The city zoo got a special gift as it celebrated the Night of Living Zoo, its biggest annual fundraiser.
Keeper Joy Gibson-McIntire noticed something different in the animal holding area of the sloth exhibit. The male and female Titi monkeys were huddled close together and as she peered into their enclosure, she noticed what looked like another appendage on the male monkey. As she looked closer, she saw a tiny baby monkey clinging to his dad.
The two adult Titi monkeys at Salisbury Zoo are among just 46 of their species currently in Association of Zoos & Aquariums accredited zoos in the nation, the zoo said.
Threatened mainly by habitat destruction, the Titi monkey is one of 36 species of primates found in the Amazon region.
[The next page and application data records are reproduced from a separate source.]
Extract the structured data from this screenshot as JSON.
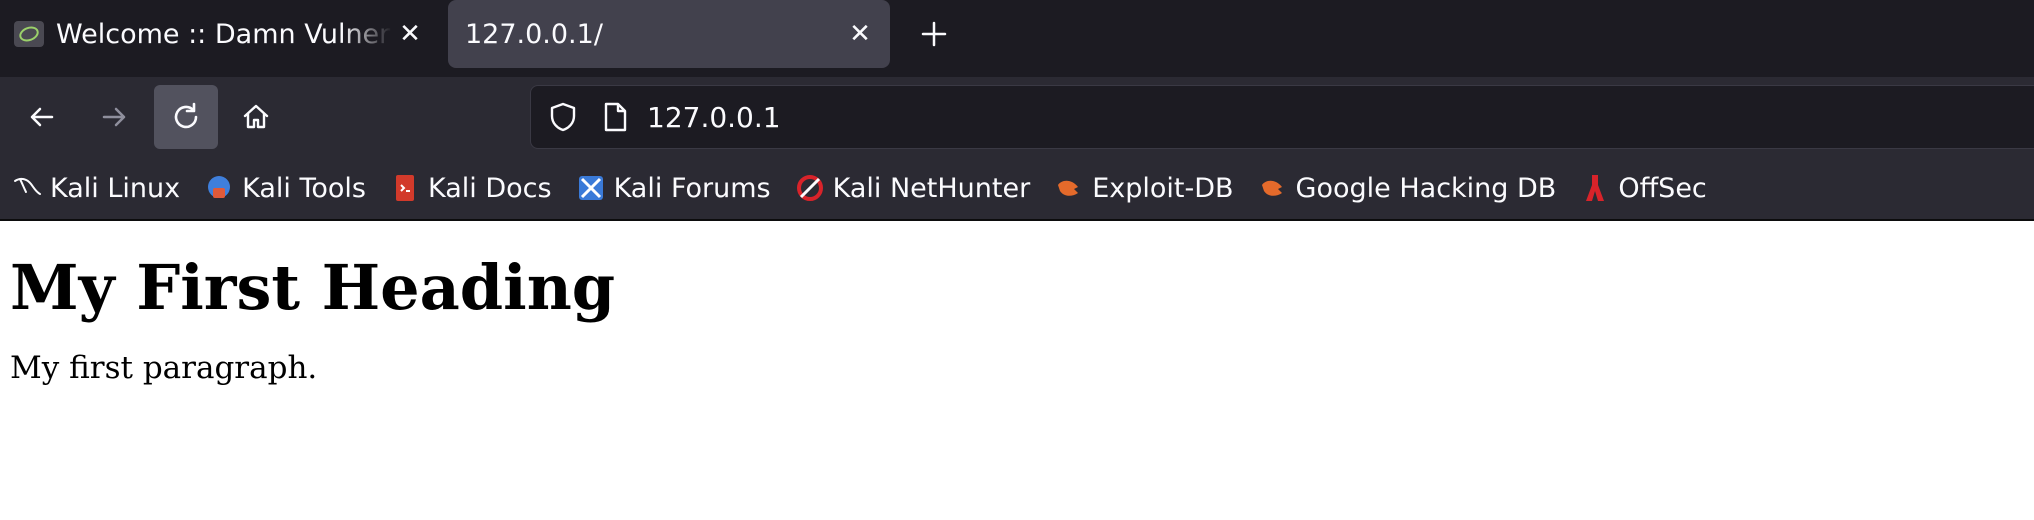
{
  "tabs": [
    {
      "title": "Welcome :: Damn Vulnerable Web Application",
      "active": false
    },
    {
      "title": "127.0.0.1/",
      "active": true
    }
  ],
  "toolbar": {
    "url": "127.0.0.1"
  },
  "bookmarks": [
    {
      "label": "Kali Linux",
      "icon": "kali-dragon-icon"
    },
    {
      "label": "Kali Tools",
      "icon": "kali-tools-icon"
    },
    {
      "label": "Kali Docs",
      "icon": "kali-docs-icon"
    },
    {
      "label": "Kali Forums",
      "icon": "kali-forums-icon"
    },
    {
      "label": "Kali NetHunter",
      "icon": "kali-nethunter-icon"
    },
    {
      "label": "Exploit-DB",
      "icon": "exploit-db-icon"
    },
    {
      "label": "Google Hacking DB",
      "icon": "ghdb-icon"
    },
    {
      "label": "OffSec",
      "icon": "offsec-icon"
    }
  ],
  "page": {
    "heading": "My First Heading",
    "paragraph": "My first paragraph."
  },
  "colors": {
    "tabbar_bg": "#1c1b22",
    "toolbar_bg": "#2b2a33",
    "active_tab_bg": "#42414d",
    "text": "#fbfbfe"
  }
}
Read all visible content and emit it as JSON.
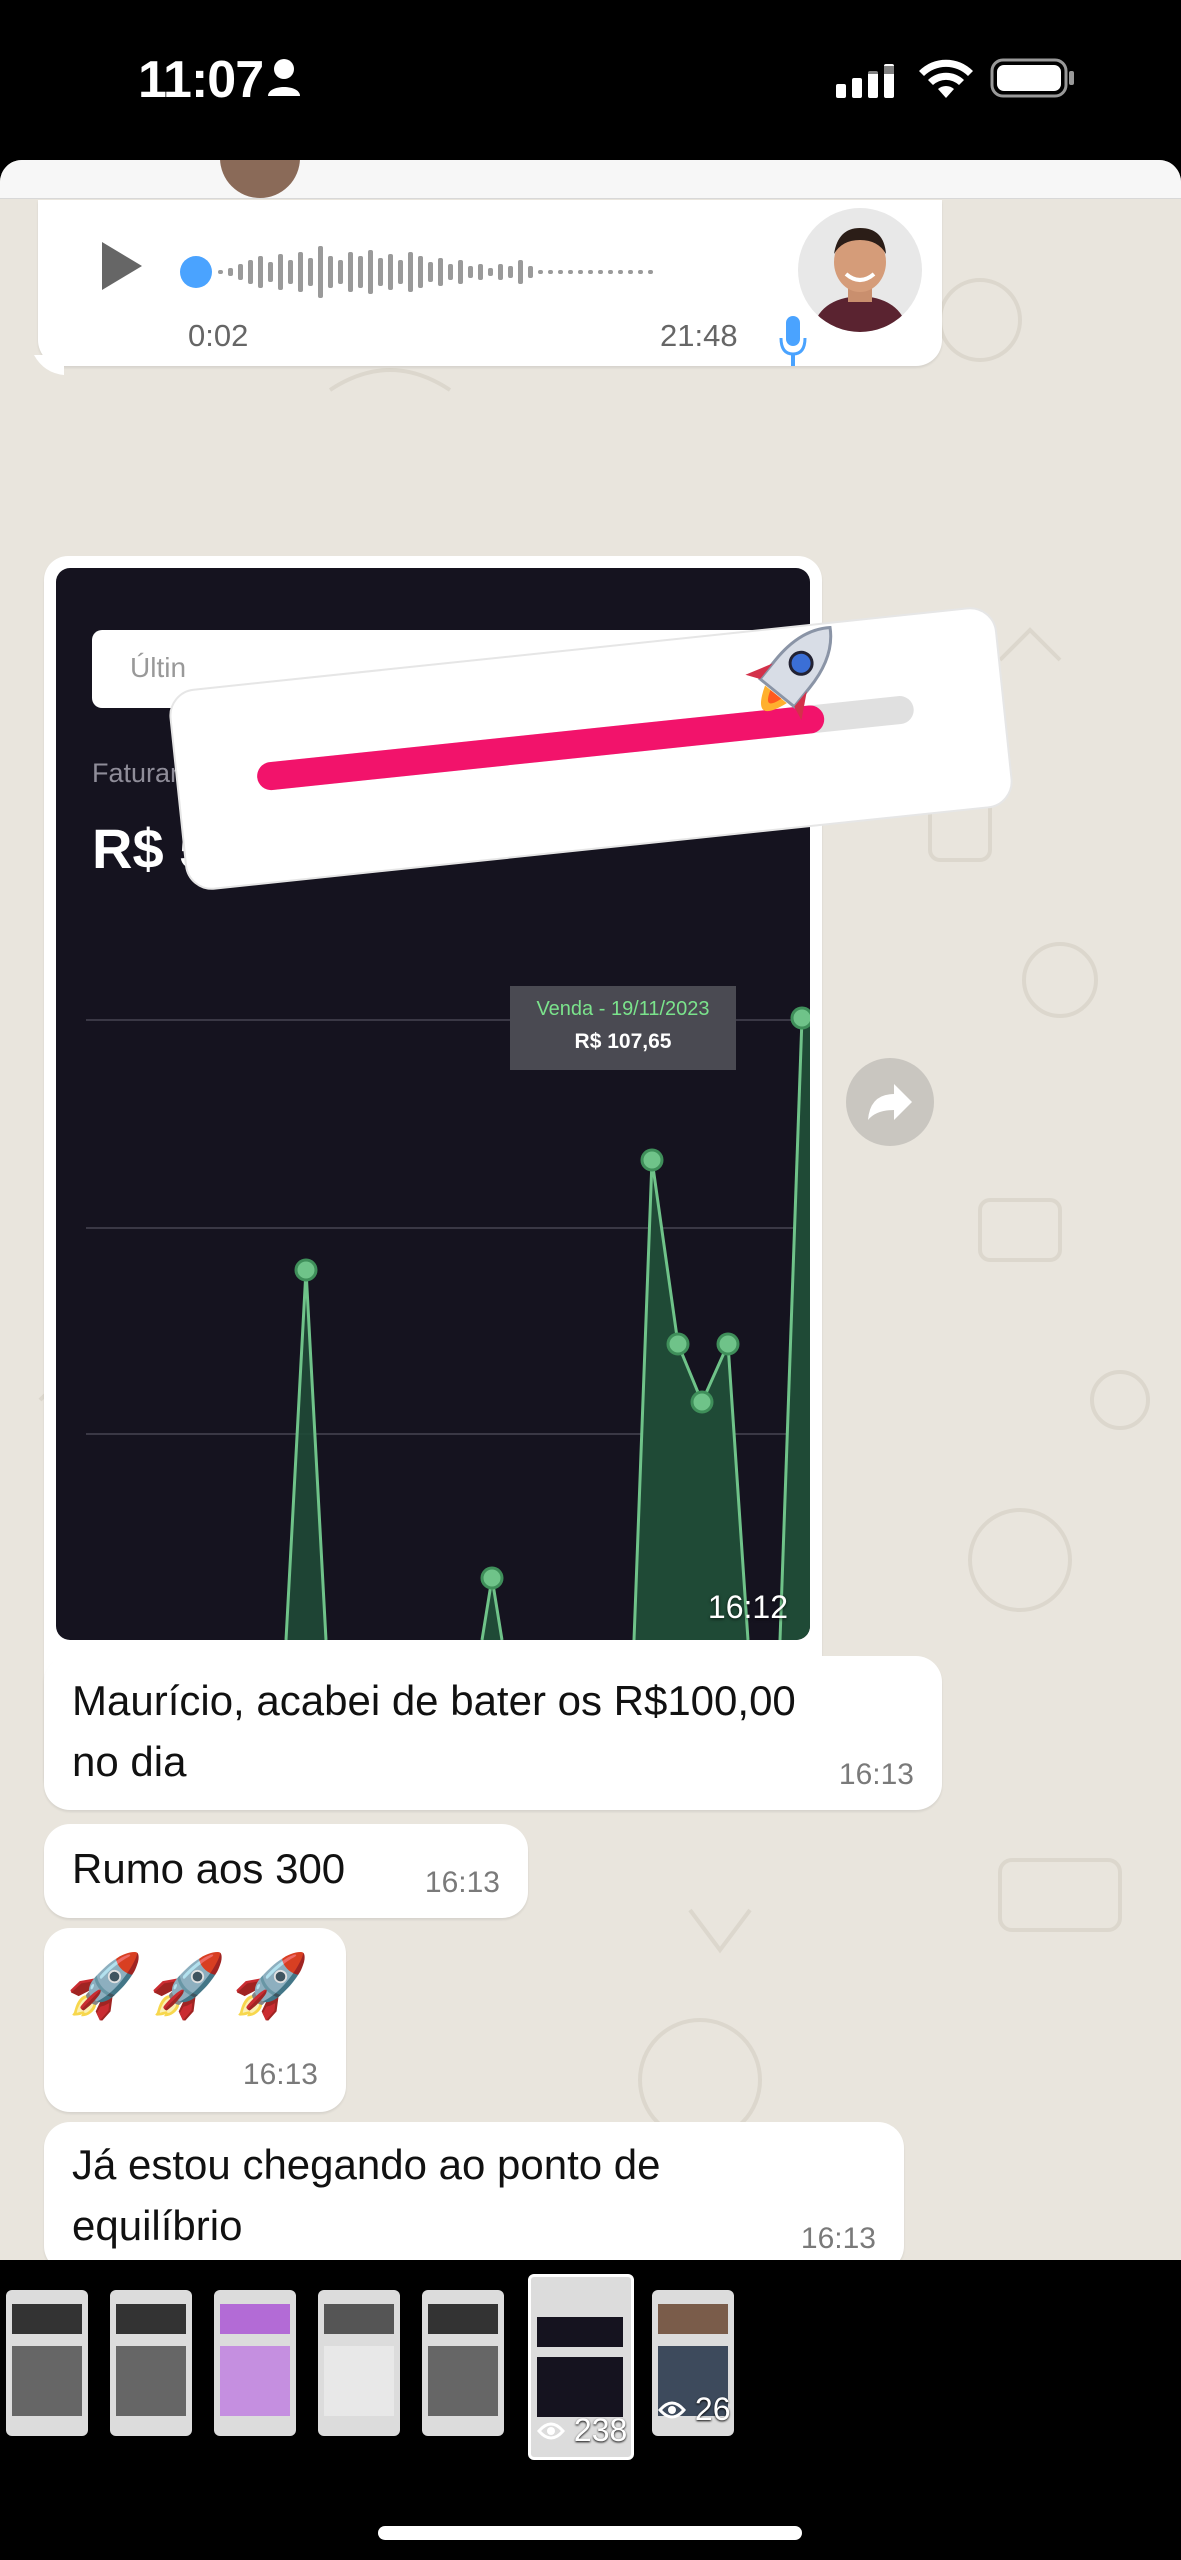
{
  "status_bar": {
    "time": "11:07"
  },
  "audio_message": {
    "elapsed": "0:02",
    "time": "21:48"
  },
  "image_message": {
    "input_text": "Últin",
    "label": "Faturamento Total",
    "total": "R$ 562,45",
    "tooltip_title": "Venda - 19/11/2023",
    "tooltip_value": "R$ 107,65",
    "time": "16:12"
  },
  "messages": [
    {
      "text_line1": "Maurício, acabei de bater os R$100,00",
      "text_line2": "no dia",
      "time": "16:13"
    },
    {
      "text": "Rumo aos 300",
      "time": "16:13"
    },
    {
      "text": "🚀🚀🚀",
      "time": "16:13"
    },
    {
      "text_line1": "Já estou chegando ao ponto de",
      "text_line2": "equilíbrio",
      "time": "16:13"
    }
  ],
  "thumbnails": {
    "selected_views": "238",
    "next_views": "26"
  },
  "colors": {
    "chat_bg": "#e9e5dd",
    "progress": "#f2136b",
    "chart_bg": "#15131f",
    "chart_line": "#6fc389"
  }
}
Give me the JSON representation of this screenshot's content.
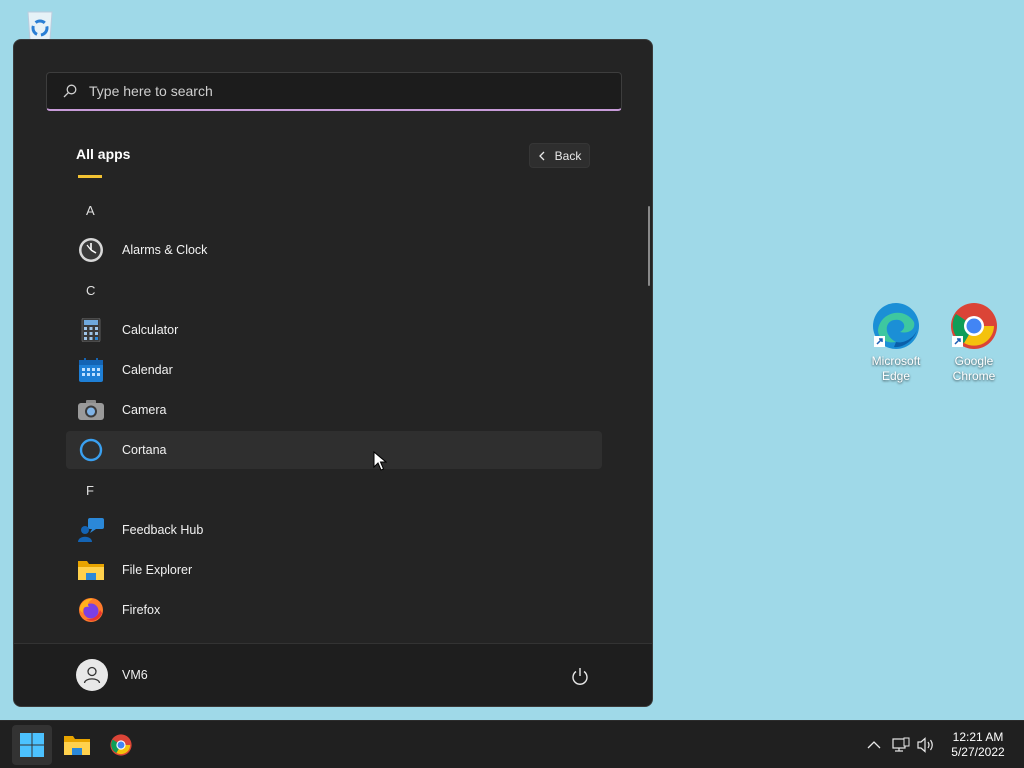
{
  "desktop": {
    "icons": [
      {
        "label": "Microsoft\nEdge",
        "icon": "edge-icon"
      },
      {
        "label": "Google\nChrome",
        "icon": "chrome-icon"
      }
    ],
    "recycle_bin_icon": "recycle-bin-icon"
  },
  "start_menu": {
    "search_placeholder": "Type here to search",
    "all_apps_title": "All apps",
    "back_label": "Back",
    "sections": [
      {
        "letter": "A",
        "apps": [
          {
            "name": "Alarms & Clock",
            "icon": "clock-icon"
          }
        ]
      },
      {
        "letter": "C",
        "apps": [
          {
            "name": "Calculator",
            "icon": "calculator-icon"
          },
          {
            "name": "Calendar",
            "icon": "calendar-icon"
          },
          {
            "name": "Camera",
            "icon": "camera-icon"
          },
          {
            "name": "Cortana",
            "icon": "cortana-icon"
          }
        ]
      },
      {
        "letter": "F",
        "apps": [
          {
            "name": "Feedback Hub",
            "icon": "feedback-hub-icon"
          },
          {
            "name": "File Explorer",
            "icon": "folder-icon"
          },
          {
            "name": "Firefox",
            "icon": "firefox-icon"
          }
        ]
      }
    ],
    "hovered_app": "Cortana",
    "user_name": "VM6"
  },
  "taskbar": {
    "pinned": [
      "start-icon",
      "file-explorer-icon",
      "chrome-icon"
    ],
    "clock_time": "12:21 AM",
    "clock_date": "5/27/2022"
  },
  "colors": {
    "desktop_bg": "#9fd9e8",
    "start_bg": "#242424",
    "accent": "#0078d4",
    "search_underline": "#c79bd8"
  }
}
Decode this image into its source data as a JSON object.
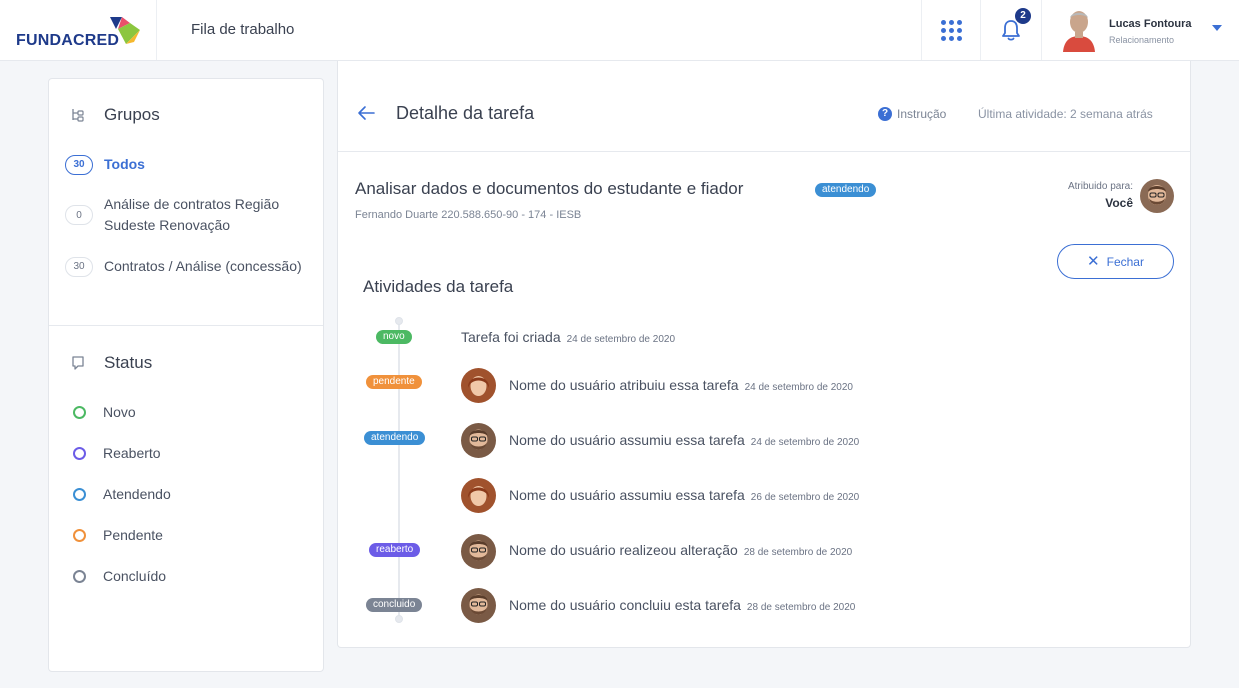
{
  "brand": {
    "name": "FUNDACRED",
    "color": "#1e3a8a"
  },
  "header": {
    "section_title": "Fila de trabalho",
    "notification_count": "2",
    "user": {
      "name": "Lucas Fontoura",
      "role": "Relacionamento"
    }
  },
  "sidebar": {
    "groups_title": "Grupos",
    "groups": [
      {
        "count": "30",
        "label": "Todos",
        "active": true
      },
      {
        "count": "0",
        "label": "Análise de contratos Região Sudeste Renovação",
        "active": false
      },
      {
        "count": "30",
        "label": "Contratos / Análise (concessão)",
        "active": false
      }
    ],
    "status_title": "Status",
    "statuses": [
      {
        "label": "Novo",
        "color": "#4cb963"
      },
      {
        "label": "Reaberto",
        "color": "#6c5ce7"
      },
      {
        "label": "Atendendo",
        "color": "#3b8fd4"
      },
      {
        "label": "Pendente",
        "color": "#f0913b"
      },
      {
        "label": "Concluído",
        "color": "#7b8494"
      }
    ]
  },
  "detail": {
    "title": "Detalhe da tarefa",
    "instruction_label": "Instrução",
    "last_activity": "Última atividade: 2 semana atrás",
    "task": {
      "title": "Analisar dados e documentos do estudante e fiador",
      "status": "atendendo",
      "subtitle": "Fernando Duarte 220.588.650-90 - 174 - IESB",
      "assigned_label": "Atribuido para:",
      "assigned_to": "Você"
    },
    "close_label": "Fechar",
    "activities_title": "Atividades da tarefa",
    "activities": [
      {
        "tag": "novo",
        "tag_color": "#4cb963",
        "text": "Tarefa foi criada",
        "date": "24 de setembro de 2020",
        "avatar": "none"
      },
      {
        "tag": "pendente",
        "tag_color": "#f0913b",
        "text": "Nome do usuário atribuiu essa tarefa",
        "date": "24 de setembro de 2020",
        "avatar": "woman"
      },
      {
        "tag": "atendendo",
        "tag_color": "#3b8fd4",
        "text": "Nome do usuário assumiu essa tarefa",
        "date": "24 de setembro de 2020",
        "avatar": "man"
      },
      {
        "tag": "",
        "tag_color": "",
        "text": "Nome do usuário assumiu essa tarefa",
        "date": "26 de setembro de 2020",
        "avatar": "woman"
      },
      {
        "tag": "reaberto",
        "tag_color": "#6c5ce7",
        "text": "Nome do usuário realizeou alteração",
        "date": "28 de setembro de 2020",
        "avatar": "man"
      },
      {
        "tag": "concluido",
        "tag_color": "#7b8494",
        "text": "Nome do usuário concluiu esta tarefa",
        "date": "28 de setembro de 2020",
        "avatar": "man"
      }
    ]
  },
  "colors": {
    "accent": "#3b6fd4",
    "atendendo": "#3b8fd4"
  }
}
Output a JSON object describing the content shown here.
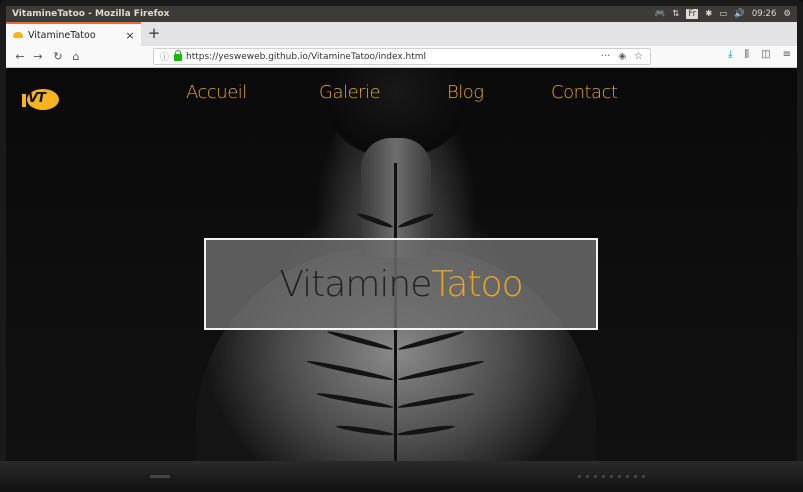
{
  "window": {
    "title": "VitamineTatoo - Mozilla Firefox"
  },
  "tray": {
    "lang": "Fr",
    "clock": "09:26"
  },
  "tab": {
    "label": "VitamineTatoo",
    "close": "×",
    "new_tab": "+"
  },
  "toolbar": {
    "url": "https://yesweweb.github.io/VitamineTatoo/index.html",
    "more": "···"
  },
  "site": {
    "logo_text": "VT",
    "nav": [
      "Accueil",
      "Galerie",
      "Blog",
      "Contact"
    ],
    "hero_word1": "Vitamine",
    "hero_word2": "Tatoo"
  },
  "colors": {
    "accent": "#e8a425",
    "os_bar": "#3c3b37",
    "tab_accent": "#ef6a31"
  }
}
The monkeys are part of AZA’s Species Survival Plan, which aims to ensure long-term viability of the captive population of the species.
Although these tiny monkeys reach full adult weight at 10 months of age, they do not reach sexual maturity until 3-5 years of age.
The pair usually mate for life, and like tamarins, the father takes over the care of the infant after it is 2 days old. He carries it, grooms it, shelters it with his body when it rains. He only returns it to the mother to drink milk. This occurs for 4 to 5 months.
Youngsters remain in the family until they are about 3 years old, even when other babies are born.
“The birth of this little creature has special meaning to all of the zoo staff and volunteers, it is what we have worked so hard to do, the timing couldn’t have been better,” said Director Joel Hamilton.